- **Prompt**: Locate each line in the records containing "Valor". Copy it.

- **Material for the task**:
- - - -

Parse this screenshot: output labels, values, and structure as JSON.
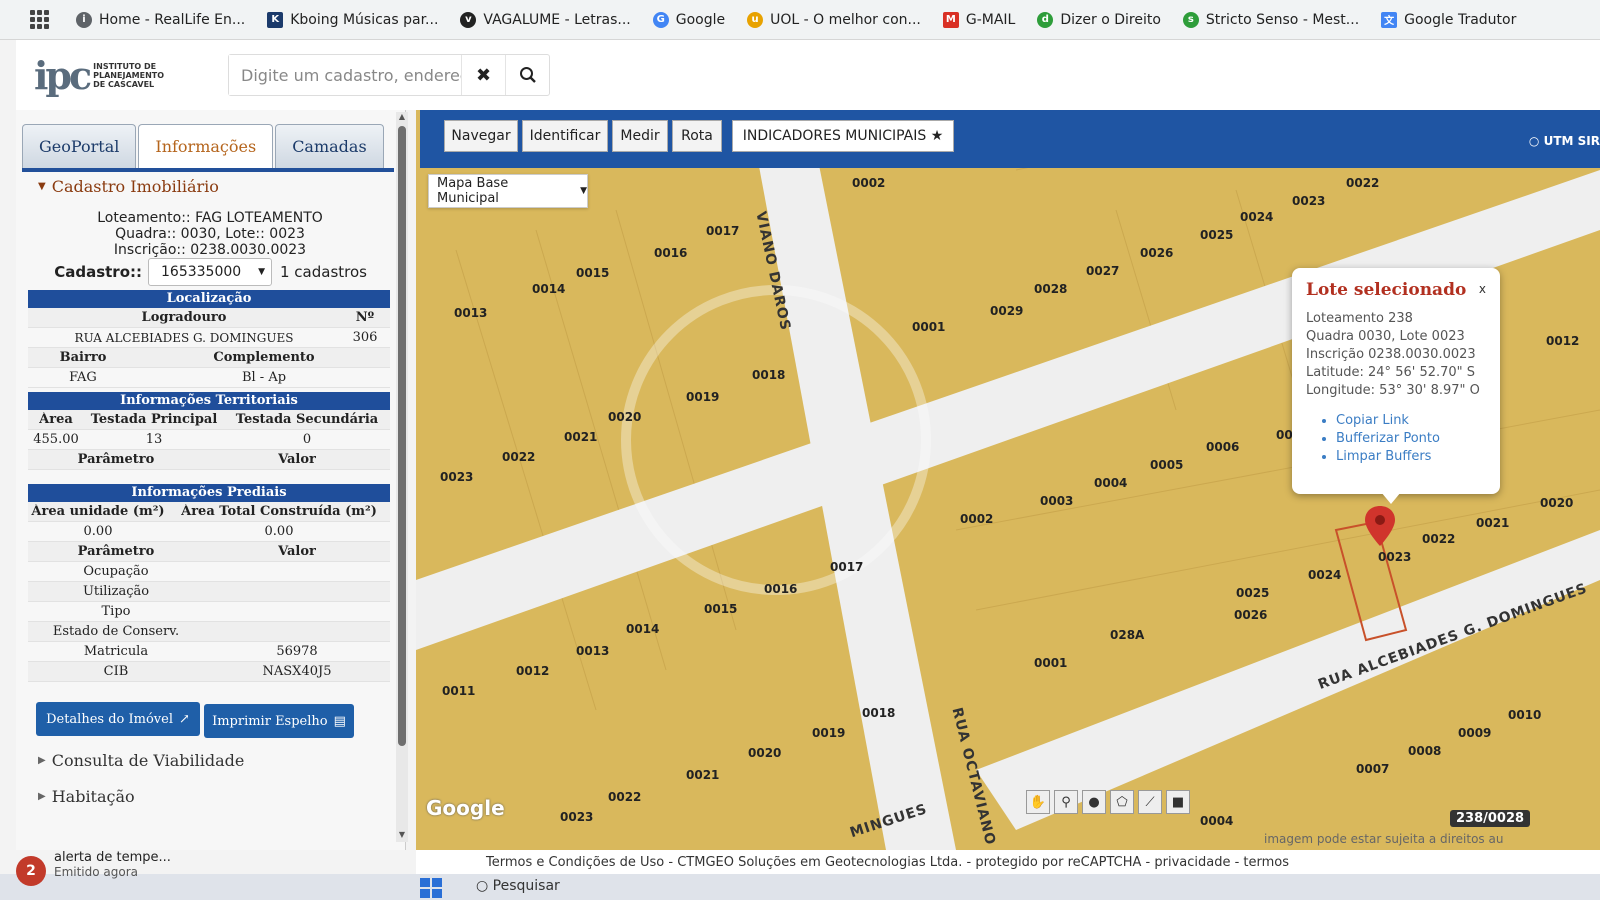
{
  "bookmarks": [
    {
      "label": "Home - RealLife En...",
      "icon": "info-icon",
      "color": "#5f6368"
    },
    {
      "label": "Kboing Músicas par...",
      "icon": "k-logo-icon",
      "color": "#1b3a6b"
    },
    {
      "label": "VAGALUME - Letras...",
      "icon": "vagalume-icon",
      "color": "#222222"
    },
    {
      "label": "Google",
      "icon": "google-icon",
      "color": "#4285f4"
    },
    {
      "label": "UOL - O melhor con...",
      "icon": "uol-icon",
      "color": "#e8a200"
    },
    {
      "label": "G-MAIL",
      "icon": "gmail-icon",
      "color": "#d93025"
    },
    {
      "label": "Dizer o Direito",
      "icon": "dizer-icon",
      "color": "#2e9d3a"
    },
    {
      "label": "Stricto Senso - Mest...",
      "icon": "stricto-icon",
      "color": "#2e9d3a"
    },
    {
      "label": "Google Tradutor",
      "icon": "translate-icon",
      "color": "#4285f4"
    }
  ],
  "header": {
    "logo_mark": "ipc",
    "logo_text": [
      "INSTITUTO DE",
      "PLANEJAMENTO",
      "DE CASCAVEL"
    ],
    "search_placeholder": "Digite um cadastro, endereç",
    "clear_icon": "✖",
    "search_icon": "search-icon"
  },
  "tabs": [
    {
      "label": "GeoPortal",
      "active": false
    },
    {
      "label": "Informações",
      "active": true
    },
    {
      "label": "Camadas",
      "active": false
    }
  ],
  "cadastro": {
    "section_title": "Cadastro Imobiliário",
    "loteamento": "Loteamento:: FAG LOTEAMENTO",
    "quadra_lote": "Quadra:: 0030, Lote:: 0023",
    "inscricao": "Inscrição:: 0238.0030.0023",
    "cadastro_label": "Cadastro::",
    "cadastro_value": "165335000",
    "cadastro_count": "1 cadastros"
  },
  "localizacao": {
    "title": "Localização",
    "logradouro_label": "Logradouro",
    "numero_label": "Nº",
    "logradouro": "RUA ALCEBIADES G. DOMINGUES",
    "numero": "306",
    "bairro_label": "Bairro",
    "complemento_label": "Complemento",
    "bairro": "FAG",
    "complemento": "Bl - Ap"
  },
  "territoriais": {
    "title": "Informações Territoriais",
    "area_label": "Área",
    "testada_principal_label": "Testada Principal",
    "testada_secundaria_label": "Testada Secundária",
    "area": "455.00",
    "testada_principal": "13",
    "testada_secundaria": "0",
    "parametro_label": "Parâmetro",
    "valor_label": "Valor"
  },
  "prediais": {
    "title": "Informações Prediais",
    "area_unidade_label": "Área unidade (m²)",
    "area_total_label": "Área Total Construída (m²)",
    "area_unidade": "0.00",
    "area_total": "0.00",
    "parametro_label": "Parâmetro",
    "valor_label": "Valor",
    "rows": [
      {
        "label": "Ocupação",
        "value": ""
      },
      {
        "label": "Utilização",
        "value": ""
      },
      {
        "label": "Tipo",
        "value": ""
      },
      {
        "label": "Estado de Conserv.",
        "value": ""
      },
      {
        "label": "Matricula",
        "value": "56978"
      },
      {
        "label": "CIB",
        "value": "NASX40J5"
      }
    ]
  },
  "buttons": {
    "detalhes": "Detalhes do Imóvel",
    "imprimir": "Imprimir Espelho"
  },
  "collapsed_sections": [
    "Consulta de Viabilidade",
    "Habitação"
  ],
  "map_toolbar": {
    "tools": [
      "Navegar",
      "Identificar",
      "Medir",
      "Rota"
    ],
    "indicadores": "INDICADORES MUNICIPAIS ★",
    "utm": "UTM SIR",
    "base_map": "Mapa Base Municipal"
  },
  "popup": {
    "title": "Lote selecionado",
    "close": "x",
    "lines": [
      "Loteamento 238",
      "Quadra 0030, Lote 0023",
      "Inscrição 0238.0030.0023",
      "Latitude: 24° 56' 52.70\" S",
      "Longitude: 53° 30' 8.97\" O"
    ],
    "links": [
      "Copiar Link",
      "Bufferizar Ponto",
      "Limpar Buffers"
    ]
  },
  "streets": {
    "daros": "VIANO DAROS",
    "octaviano": "RUA OCTAVIANO DA",
    "domingues": "RUA ALCEBIADES G. DOMINGUES",
    "mingues": "MINGUES"
  },
  "lots": [
    "0002",
    "0017",
    "0016",
    "0015",
    "0014",
    "0013",
    "0019",
    "0018",
    "0020",
    "0021",
    "0022",
    "0023",
    "0002",
    "0022",
    "0023",
    "0024",
    "0025",
    "0026",
    "0027",
    "0028",
    "0029",
    "0001",
    "0012",
    "0006",
    "0005",
    "0004",
    "0003",
    "0002",
    "0021",
    "0020",
    "0022",
    "0023",
    "0024",
    "0025",
    "0026",
    "0017",
    "0016",
    "0015",
    "0014",
    "0013",
    "0012",
    "0011",
    "0018",
    "0019",
    "0020",
    "0021",
    "0022",
    "0023",
    "028A",
    "0001",
    "0010",
    "0009",
    "0008",
    "0007",
    "0004",
    "00"
  ],
  "map_misc": {
    "google": "Google",
    "scale_badge": "238/0028",
    "image_note": "imagem pode estar sujeita a direitos au"
  },
  "footer": "Termos e Condições de Uso - CTMGEO Soluções em Geotecnologias Ltda. - protegido por reCAPTCHA - privacidade - termos",
  "notification": {
    "title": "alerta de tempe...",
    "sub": "Emitido agora"
  },
  "taskbar_search": "Pesquisar",
  "colors": {
    "primary": "#1f4e9b",
    "lot_fill": "#d9b85c",
    "popup_title": "#b23020",
    "marker": "#d0342c"
  }
}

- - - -

- **Expected answer**:
    "valor_label": "Valor"
    "valor_label": "Valor",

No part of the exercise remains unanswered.